◆ About this exercise: Every line below must be reproduced exactly; no pictures are to be included.

════

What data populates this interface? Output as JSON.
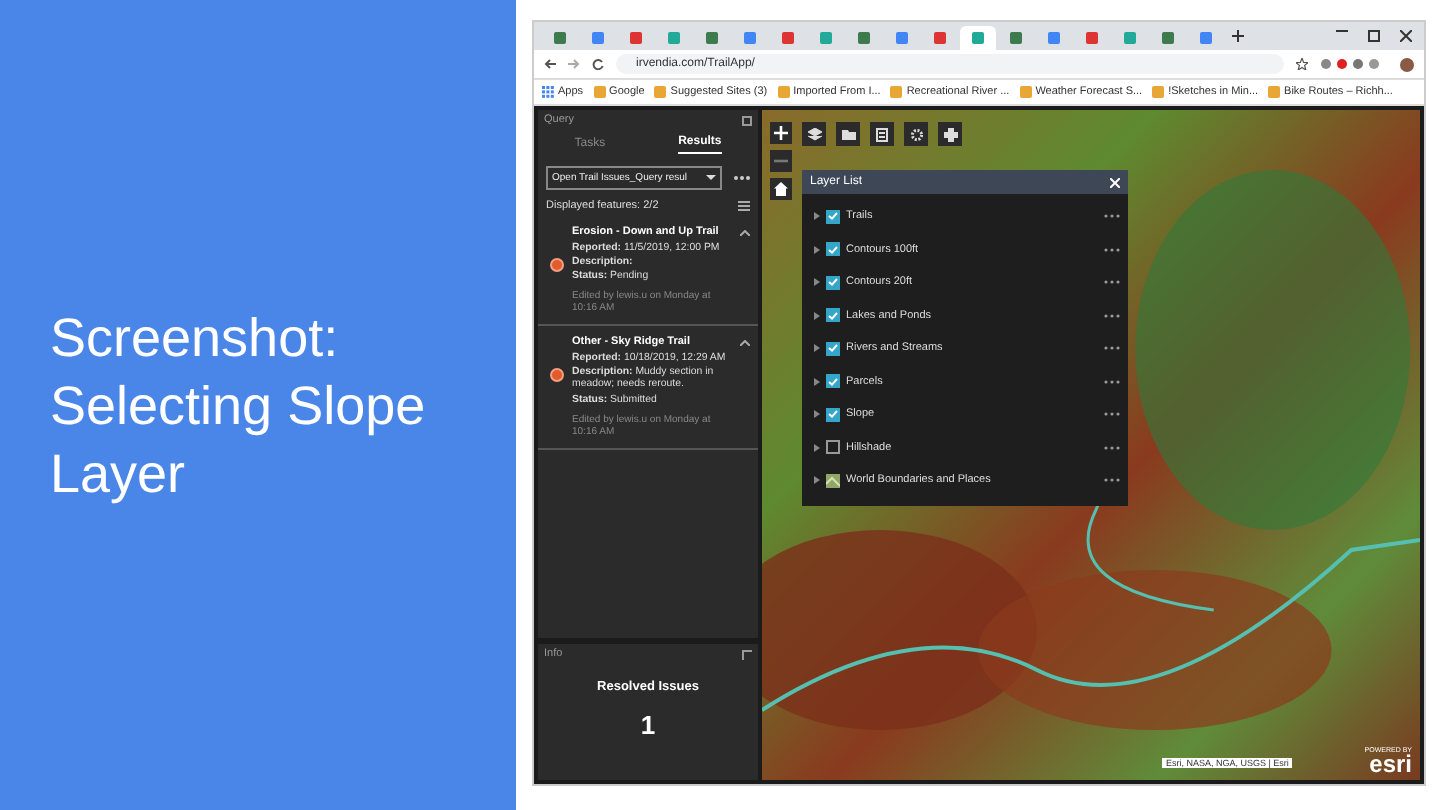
{
  "slide": {
    "title": "Screenshot: Selecting Slope Layer"
  },
  "browser": {
    "tabs": [
      {
        "selected": false
      },
      {
        "selected": false
      },
      {
        "selected": false
      },
      {
        "selected": false
      },
      {
        "selected": false
      },
      {
        "selected": false
      },
      {
        "selected": false
      },
      {
        "selected": false
      },
      {
        "selected": false
      },
      {
        "selected": false
      },
      {
        "selected": false
      },
      {
        "selected": true
      },
      {
        "selected": false
      },
      {
        "selected": false
      },
      {
        "selected": false
      },
      {
        "selected": false
      },
      {
        "selected": false
      },
      {
        "selected": false
      }
    ],
    "url": "irvendia.com/TrailApp/",
    "bookmarks": [
      "Apps",
      "Google",
      "Suggested Sites (3)",
      "Imported From I...",
      "Recreational River ...",
      "Weather Forecast S...",
      "!Sketches in Min...",
      "Bike Routes – Richh..."
    ]
  },
  "query_panel": {
    "title": "Query",
    "tabs": [
      {
        "label": "Tasks",
        "selected": false
      },
      {
        "label": "Results",
        "selected": true
      }
    ],
    "dropdown": "Open Trail Issues_Query resul",
    "displayed": "Displayed features: 2/2",
    "results": [
      {
        "title": "Erosion - Down and Up Trail",
        "reported": "**Reported:** 11/5/2019, 12:00 PM",
        "description": "**Description:**",
        "status": "**Status:** Pending",
        "edited": "Edited by lewis.u on Monday at 10:16 AM"
      },
      {
        "title": "Other - Sky Ridge Trail",
        "reported": "**Reported:** 10/18/2019, 12:29 AM",
        "description": "**Description:** Muddy section in meadow; needs reroute.",
        "status": "**Status:** Submitted",
        "edited": "Edited by lewis.u on Monday at 10:16 AM"
      }
    ]
  },
  "info_panel": {
    "title": "Info",
    "heading": "Resolved Issues",
    "count": "1"
  },
  "layer_list": {
    "title": "Layer List",
    "layers": [
      {
        "kind": "checkbox",
        "label": "Trails",
        "checked": true
      },
      {
        "kind": "checkbox",
        "label": "Contours 100ft",
        "checked": true
      },
      {
        "kind": "checkbox",
        "label": "Contours 20ft",
        "checked": true
      },
      {
        "kind": "checkbox",
        "label": "Lakes and Ponds",
        "checked": true
      },
      {
        "kind": "checkbox",
        "label": "Rivers and Streams",
        "checked": true
      },
      {
        "kind": "checkbox",
        "label": "Parcels",
        "checked": true
      },
      {
        "kind": "checkbox",
        "label": "Slope",
        "checked": true
      },
      {
        "kind": "checkbox",
        "label": "Hillshade",
        "checked": false
      },
      {
        "kind": "basemap",
        "label": "World Boundaries and Places"
      }
    ]
  },
  "map": {
    "attribution": "Esri, NASA, NGA, USGS | Esri",
    "logo_caption": "POWERED BY",
    "logo": "esri"
  }
}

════

◆ Result for this task:
What data populates this interface? Output as JSON.
{
  "slide": {
    "title": "Screenshot: Selecting Slope Layer"
  },
  "browser": {
    "tabs": [
      {
        "selected": false
      },
      {
        "selected": false
      },
      {
        "selected": false
      },
      {
        "selected": false
      },
      {
        "selected": false
      },
      {
        "selected": false
      },
      {
        "selected": false
      },
      {
        "selected": false
      },
      {
        "selected": false
      },
      {
        "selected": false
      },
      {
        "selected": false
      },
      {
        "selected": true
      },
      {
        "selected": false
      },
      {
        "selected": false
      },
      {
        "selected": false
      },
      {
        "selected": false
      },
      {
        "selected": false
      },
      {
        "selected": false
      }
    ],
    "url": "irvendia.com/TrailApp/",
    "bookmarks": [
      "Apps",
      "Google",
      "Suggested Sites (3)",
      "Imported From I...",
      "Recreational River ...",
      "Weather Forecast S...",
      "!Sketches in Min...",
      "Bike Routes – Richh..."
    ]
  },
  "query_panel": {
    "title": "Query",
    "tabs": [
      {
        "label": "Tasks",
        "selected": false
      },
      {
        "label": "Results",
        "selected": true
      }
    ],
    "dropdown": "Open Trail Issues_Query resul",
    "displayed": "Displayed features: 2/2",
    "results": [
      {
        "title": "Erosion - Down and Up Trail",
        "reported": "**Reported:** 11/5/2019, 12:00 PM",
        "description": "**Description:**",
        "status": "**Status:** Pending",
        "edited": "Edited by lewis.u on Monday at 10:16 AM"
      },
      {
        "title": "Other - Sky Ridge Trail",
        "reported": "**Reported:** 10/18/2019, 12:29 AM",
        "description": "**Description:** Muddy section in meadow; needs reroute.",
        "status": "**Status:** Submitted",
        "edited": "Edited by lewis.u on Monday at 10:16 AM"
      }
    ]
  },
  "info_panel": {
    "title": "Info",
    "heading": "Resolved Issues",
    "count": "1"
  },
  "layer_list": {
    "title": "Layer List",
    "layers": [
      {
        "kind": "checkbox",
        "label": "Trails",
        "checked": true
      },
      {
        "kind": "checkbox",
        "label": "Contours 100ft",
        "checked": true
      },
      {
        "kind": "checkbox",
        "label": "Contours 20ft",
        "checked": true
      },
      {
        "kind": "checkbox",
        "label": "Lakes and Ponds",
        "checked": true
      },
      {
        "kind": "checkbox",
        "label": "Rivers and Streams",
        "checked": true
      },
      {
        "kind": "checkbox",
        "label": "Parcels",
        "checked": true
      },
      {
        "kind": "checkbox",
        "label": "Slope",
        "checked": true
      },
      {
        "kind": "checkbox",
        "label": "Hillshade",
        "checked": false
      },
      {
        "kind": "basemap",
        "label": "World Boundaries and Places"
      }
    ]
  },
  "map": {
    "attribution": "Esri, NASA, NGA, USGS | Esri",
    "logo_caption": "POWERED BY",
    "logo": "esri"
  }
}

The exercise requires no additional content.